■ **INPUT DATA**
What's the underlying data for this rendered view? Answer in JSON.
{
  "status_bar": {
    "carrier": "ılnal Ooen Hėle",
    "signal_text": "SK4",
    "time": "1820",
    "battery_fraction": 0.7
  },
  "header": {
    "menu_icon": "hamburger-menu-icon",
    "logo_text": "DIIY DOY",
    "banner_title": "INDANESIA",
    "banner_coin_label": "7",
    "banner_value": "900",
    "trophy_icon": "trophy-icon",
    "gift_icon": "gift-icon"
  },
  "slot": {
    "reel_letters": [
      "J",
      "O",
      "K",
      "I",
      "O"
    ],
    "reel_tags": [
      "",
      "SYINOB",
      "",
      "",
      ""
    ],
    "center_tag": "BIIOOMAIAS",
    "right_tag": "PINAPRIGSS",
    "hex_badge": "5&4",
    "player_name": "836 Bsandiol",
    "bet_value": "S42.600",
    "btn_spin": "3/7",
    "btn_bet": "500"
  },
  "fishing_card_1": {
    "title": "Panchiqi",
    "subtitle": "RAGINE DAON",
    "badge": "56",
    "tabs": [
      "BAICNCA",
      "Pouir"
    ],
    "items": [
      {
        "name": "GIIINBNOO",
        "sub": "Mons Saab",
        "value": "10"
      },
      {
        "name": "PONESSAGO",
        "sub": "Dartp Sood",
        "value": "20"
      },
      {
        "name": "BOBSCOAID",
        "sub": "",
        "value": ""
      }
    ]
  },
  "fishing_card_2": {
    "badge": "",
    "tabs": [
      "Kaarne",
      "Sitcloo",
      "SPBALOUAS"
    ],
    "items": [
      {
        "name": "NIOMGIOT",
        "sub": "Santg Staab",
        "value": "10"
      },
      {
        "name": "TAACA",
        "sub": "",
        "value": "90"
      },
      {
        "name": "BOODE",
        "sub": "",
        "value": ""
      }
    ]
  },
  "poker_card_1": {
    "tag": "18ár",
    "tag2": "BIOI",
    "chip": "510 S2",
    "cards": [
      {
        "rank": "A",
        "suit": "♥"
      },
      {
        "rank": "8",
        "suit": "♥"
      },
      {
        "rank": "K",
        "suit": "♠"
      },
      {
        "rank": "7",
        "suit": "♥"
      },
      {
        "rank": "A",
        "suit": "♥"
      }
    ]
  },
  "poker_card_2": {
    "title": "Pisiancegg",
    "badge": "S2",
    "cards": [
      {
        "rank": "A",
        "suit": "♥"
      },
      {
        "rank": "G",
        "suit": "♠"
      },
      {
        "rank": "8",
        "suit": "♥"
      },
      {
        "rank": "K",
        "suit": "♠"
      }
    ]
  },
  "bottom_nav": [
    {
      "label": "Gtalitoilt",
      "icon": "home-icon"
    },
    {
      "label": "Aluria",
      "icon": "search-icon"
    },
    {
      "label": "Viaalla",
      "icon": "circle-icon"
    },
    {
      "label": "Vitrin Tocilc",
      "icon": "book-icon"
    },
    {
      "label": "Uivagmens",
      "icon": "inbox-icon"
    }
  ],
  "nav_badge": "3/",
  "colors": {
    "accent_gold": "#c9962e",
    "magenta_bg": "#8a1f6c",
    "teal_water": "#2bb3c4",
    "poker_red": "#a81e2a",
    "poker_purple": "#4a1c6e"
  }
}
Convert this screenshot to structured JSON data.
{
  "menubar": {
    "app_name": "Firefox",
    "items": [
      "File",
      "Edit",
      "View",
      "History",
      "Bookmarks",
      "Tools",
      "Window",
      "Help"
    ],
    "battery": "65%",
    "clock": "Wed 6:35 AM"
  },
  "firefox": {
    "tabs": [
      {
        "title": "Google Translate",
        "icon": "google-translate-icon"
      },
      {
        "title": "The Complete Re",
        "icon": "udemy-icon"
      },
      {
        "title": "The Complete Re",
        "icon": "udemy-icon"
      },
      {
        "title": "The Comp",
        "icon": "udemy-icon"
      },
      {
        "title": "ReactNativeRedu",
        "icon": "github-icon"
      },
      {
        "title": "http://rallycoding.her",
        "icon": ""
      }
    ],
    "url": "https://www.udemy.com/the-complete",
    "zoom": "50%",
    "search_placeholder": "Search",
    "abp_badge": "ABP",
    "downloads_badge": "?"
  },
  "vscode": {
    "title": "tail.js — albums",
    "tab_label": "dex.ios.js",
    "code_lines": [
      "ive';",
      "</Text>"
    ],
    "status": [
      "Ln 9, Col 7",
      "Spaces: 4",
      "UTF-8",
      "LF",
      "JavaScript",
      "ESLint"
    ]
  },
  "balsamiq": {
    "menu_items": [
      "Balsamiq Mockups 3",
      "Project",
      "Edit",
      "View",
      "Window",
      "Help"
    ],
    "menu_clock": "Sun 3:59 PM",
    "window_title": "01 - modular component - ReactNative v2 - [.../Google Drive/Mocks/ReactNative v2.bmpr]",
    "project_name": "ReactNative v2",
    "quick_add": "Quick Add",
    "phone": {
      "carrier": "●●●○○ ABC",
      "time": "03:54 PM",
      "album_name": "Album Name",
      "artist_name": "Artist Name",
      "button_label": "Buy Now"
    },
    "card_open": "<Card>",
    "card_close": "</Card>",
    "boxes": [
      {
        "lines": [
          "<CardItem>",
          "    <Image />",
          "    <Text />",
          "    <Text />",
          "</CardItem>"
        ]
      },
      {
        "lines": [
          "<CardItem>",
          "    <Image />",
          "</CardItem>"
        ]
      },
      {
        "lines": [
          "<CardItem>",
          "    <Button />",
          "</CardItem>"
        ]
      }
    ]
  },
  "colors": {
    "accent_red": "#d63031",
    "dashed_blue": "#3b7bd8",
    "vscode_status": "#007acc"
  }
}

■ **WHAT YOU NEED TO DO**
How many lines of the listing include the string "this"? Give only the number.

■ **RESPONSE TO THE EXERCISE**
2